A new visitor's policy will go into effect on January 9, 2017. Below you will find a link to "Maine State Prison - Visitor's Guide Book" PDF file.

An important change in policy can be found in the section regarding the metal detector.

* Visitors will be allowed three attempts to successfully pass through the metal detector. If the visitor does not successfully pass through the detector within three attempts, they will not be granted a visit. The only exceptions are people with medical implants who have provided proof from a provider.

It is extremely frustrating to have a visit denied, especially having traveled a long distance.

Here is a link to the Maine State Prison - Visitor's Guide

Thank you,

With the recent changes in Maine State and County Correctional Facility Inmate Visits, we are offering links to local papers to send letters to the editors if you would like:  

• Ellsworth American
(Ellsworth American is a weekly paper, and letters should arrive by Monday. They take 350 word letters, but may consider longer.)
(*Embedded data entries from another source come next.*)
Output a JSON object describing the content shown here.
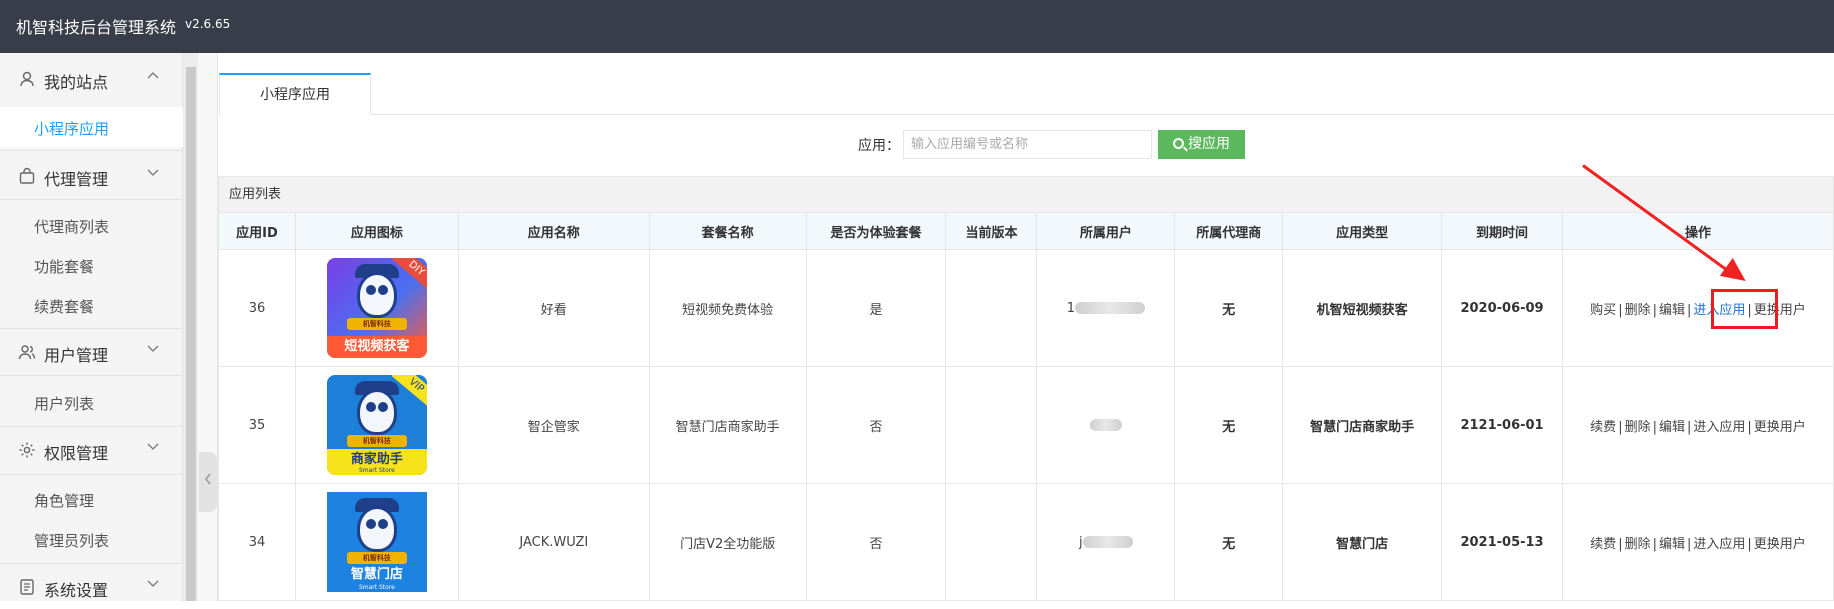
{
  "header": {
    "title": "机智科技后台管理系统",
    "version": "v2.6.65"
  },
  "sidebar": {
    "groups": [
      {
        "label": "我的站点",
        "icon": "user-icon",
        "expanded": true,
        "items": [
          {
            "label": "小程序应用",
            "active": true
          }
        ]
      },
      {
        "label": "代理管理",
        "icon": "bag-icon",
        "expanded": true,
        "items": [
          {
            "label": "代理商列表"
          },
          {
            "label": "功能套餐"
          },
          {
            "label": "续费套餐"
          }
        ]
      },
      {
        "label": "用户管理",
        "icon": "users-icon",
        "expanded": true,
        "items": [
          {
            "label": "用户列表"
          }
        ]
      },
      {
        "label": "权限管理",
        "icon": "gear-icon",
        "expanded": true,
        "items": [
          {
            "label": "角色管理"
          },
          {
            "label": "管理员列表"
          }
        ]
      },
      {
        "label": "系统设置",
        "icon": "document-icon",
        "expanded": false,
        "items": []
      }
    ]
  },
  "tabs": [
    {
      "label": "小程序应用",
      "active": true
    }
  ],
  "search": {
    "label": "应用：",
    "placeholder": "输入应用编号或名称",
    "value": "",
    "button_label": "搜应用"
  },
  "panel": {
    "title": "应用列表"
  },
  "table": {
    "columns": [
      "应用ID",
      "应用图标",
      "应用名称",
      "套餐名称",
      "是否为体验套餐",
      "当前版本",
      "所属用户",
      "所属代理商",
      "应用类型",
      "到期时间",
      "操作"
    ],
    "rows": [
      {
        "id": "36",
        "icon_caption": "短视频获客",
        "icon_badge": "DIY",
        "icon_ribbon": "机智科技",
        "name": "好看",
        "package": "短视频免费体验",
        "is_trial": "是",
        "version": "",
        "user": "1",
        "agent": "无",
        "type": "机智短视频获客",
        "expires": "2020-06-09",
        "actions": [
          "购买",
          "删除",
          "编辑",
          "进入应用",
          "更换用户"
        ]
      },
      {
        "id": "35",
        "icon_caption": "商家助手",
        "icon_badge": "VIP",
        "icon_ribbon": "机智科技",
        "icon_sub": "Smart Store",
        "name": "智企管家",
        "package": "智慧门店商家助手",
        "is_trial": "否",
        "version": "",
        "user": "",
        "agent": "无",
        "type": "智慧门店商家助手",
        "expires": "2121-06-01",
        "actions": [
          "续费",
          "删除",
          "编辑",
          "进入应用",
          "更换用户"
        ]
      },
      {
        "id": "34",
        "icon_caption": "智慧门店",
        "icon_badge": "",
        "icon_ribbon": "机智科技",
        "icon_sub": "Smart Store",
        "name": "JACK.WUZI",
        "package": "门店V2全功能版",
        "is_trial": "否",
        "version": "",
        "user": "j",
        "agent": "无",
        "type": "智慧门店",
        "expires": "2021-05-13",
        "actions": [
          "续费",
          "删除",
          "编辑",
          "进入应用",
          "更换用户"
        ]
      }
    ]
  },
  "colors": {
    "topbar": "#393d49",
    "accent": "#1e9fff",
    "search_button": "#5cb85c",
    "annotation": "#e81f1f"
  }
}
• Bangor Daily News
​(Bangor Daily News is a daily paper -- covering Hancock County as well other counties in Maine -- wants only 250 words but will take 600-700 for an OpEd.)

Inmates & MPAC Thank you!!
Screening Out the Family
Editorial, Ellsworth American
May 5th, 9 a.m., State House, Room 436
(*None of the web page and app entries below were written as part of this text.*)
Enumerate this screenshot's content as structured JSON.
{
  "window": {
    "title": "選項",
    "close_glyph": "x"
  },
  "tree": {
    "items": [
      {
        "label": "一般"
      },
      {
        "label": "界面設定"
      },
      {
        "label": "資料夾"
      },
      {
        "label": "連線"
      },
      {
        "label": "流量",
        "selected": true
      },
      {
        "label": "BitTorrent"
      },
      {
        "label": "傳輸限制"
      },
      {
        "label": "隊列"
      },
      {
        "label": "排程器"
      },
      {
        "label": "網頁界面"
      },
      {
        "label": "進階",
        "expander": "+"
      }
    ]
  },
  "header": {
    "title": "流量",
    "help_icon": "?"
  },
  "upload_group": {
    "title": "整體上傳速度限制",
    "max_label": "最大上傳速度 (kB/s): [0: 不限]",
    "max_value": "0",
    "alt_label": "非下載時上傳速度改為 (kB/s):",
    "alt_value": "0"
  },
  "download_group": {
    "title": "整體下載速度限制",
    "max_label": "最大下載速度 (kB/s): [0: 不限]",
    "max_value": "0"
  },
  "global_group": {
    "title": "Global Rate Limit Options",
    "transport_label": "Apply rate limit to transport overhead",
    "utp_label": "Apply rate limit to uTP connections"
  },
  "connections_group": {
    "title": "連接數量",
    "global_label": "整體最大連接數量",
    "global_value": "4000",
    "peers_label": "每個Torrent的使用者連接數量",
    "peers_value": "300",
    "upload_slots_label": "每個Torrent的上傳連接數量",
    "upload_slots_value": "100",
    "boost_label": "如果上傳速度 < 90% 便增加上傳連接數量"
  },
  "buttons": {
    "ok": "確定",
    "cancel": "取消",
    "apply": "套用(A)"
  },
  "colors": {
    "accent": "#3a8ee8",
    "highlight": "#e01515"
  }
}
LD 1414 - In Person Visitation in County Jails

LD 1415 - Deductions from a sentence for Educational Completion    

 For info on bill, enter LD number into search category here:
Maine Legislature Bill Tracking & Text
Report Calls for End to Youth Incarceration
Susan Sharon, Maine Public
Our Opinion: Maine should lead on closing youth prisons
Kennebec Journal and Morning Sentinel
Maine youth prison lays off nearly half its teachers
Jake Bleiberg, Bangor Daily News
LePage commutes 17 prisoner sentences
Jake Bleiberg, Bangor Daily News
Featuring MPAC partner - Maine​ Works and the work they do...
What ex-cons say they need to stay out of jail
Chris Costa, WCSH
Anthony Sanborn, Maine's first convicted killer to be released on bail, gets a taste of freedom
He is adjusting to a world that left him behind during nearly three decades spent behind bars.
Matt Bryne, Portland Press Herald
Maine jail guard charged with drug smuggling
Judy Harrison, Bangor Daily News
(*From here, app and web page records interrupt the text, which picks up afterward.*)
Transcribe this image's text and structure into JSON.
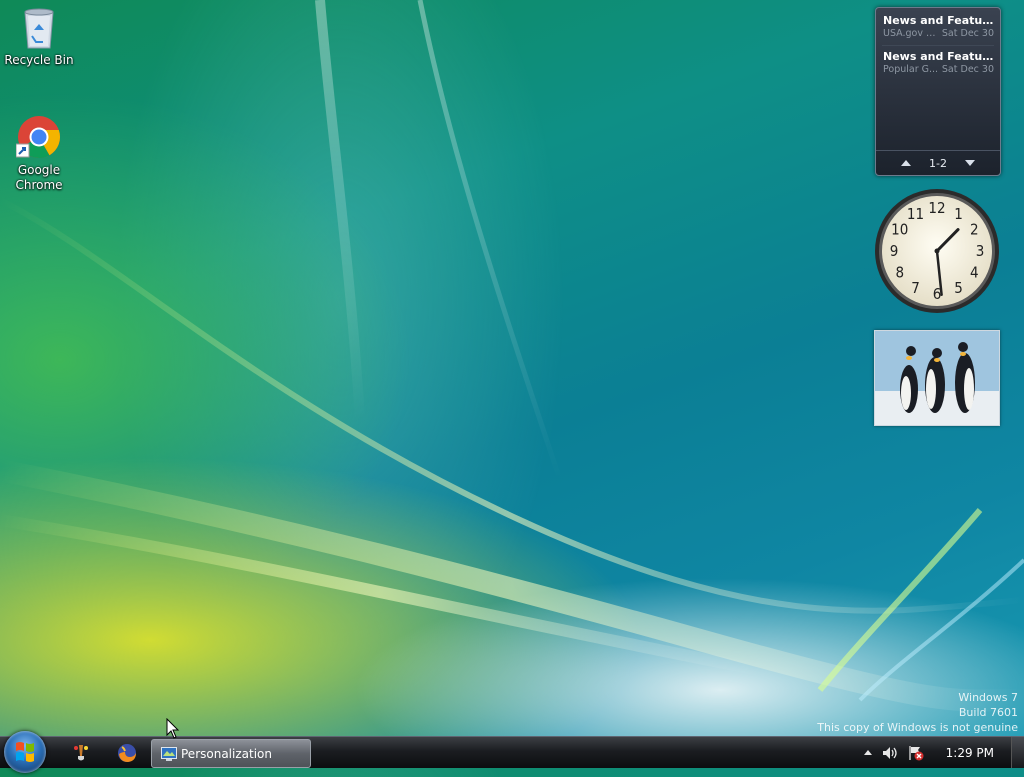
{
  "desktop": {
    "icons": [
      {
        "label": "Recycle Bin",
        "icon": "recycle-bin-icon"
      },
      {
        "label": "Google Chrome",
        "icon": "chrome-icon"
      }
    ],
    "watermark": {
      "line1": "Windows 7",
      "line2": "Build 7601",
      "line3": "This copy of Windows is not genuine"
    }
  },
  "gadgets": {
    "feed": {
      "items": [
        {
          "title": "News and Features f...",
          "source": "USA.gov U...",
          "date": "Sat Dec 30"
        },
        {
          "title": "News and Feature...",
          "source": "Popular G...",
          "date": "Sat Dec 30"
        }
      ],
      "page_indicator": "1-2"
    },
    "clock": {
      "time": "1:29",
      "numerals": [
        "12",
        "1",
        "2",
        "3",
        "4",
        "5",
        "6",
        "7",
        "8",
        "9",
        "10",
        "11"
      ]
    },
    "slideshow": {
      "subject": "penguins"
    }
  },
  "taskbar": {
    "start": "start-orb",
    "quick_launch": [
      "paint-icon",
      "firefox-icon"
    ],
    "active_task": {
      "label": "Personalization",
      "icon": "personalization-icon"
    },
    "tray": {
      "time": "1:29 PM",
      "icons": [
        "show-hidden-icons",
        "volume-icon",
        "action-center-icon"
      ]
    }
  },
  "colors": {
    "taskbar": "#1b1d21",
    "accent": "#2a6fb8"
  }
}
Life Changes, 
acrylic by Roy.
click to see larger image
Joseph Jackson by river that he fishes in.
MPAC Co-Coordinator Joseph Jackson
MPAC Co-coordinator, Joseph Jackson
Inmate dies at Maine State Prison
Deane Brown Dies, long time MPAC friend
Portland Press Herald
New Address
Maine Prisoner Advocacy Coalition
PO Box 446
Lisbon, ME 04250
Please Click to Read:
Maine Prisoners' MDOC Proposal: Feasibility Study 
to Determine Utility of Reentry Programming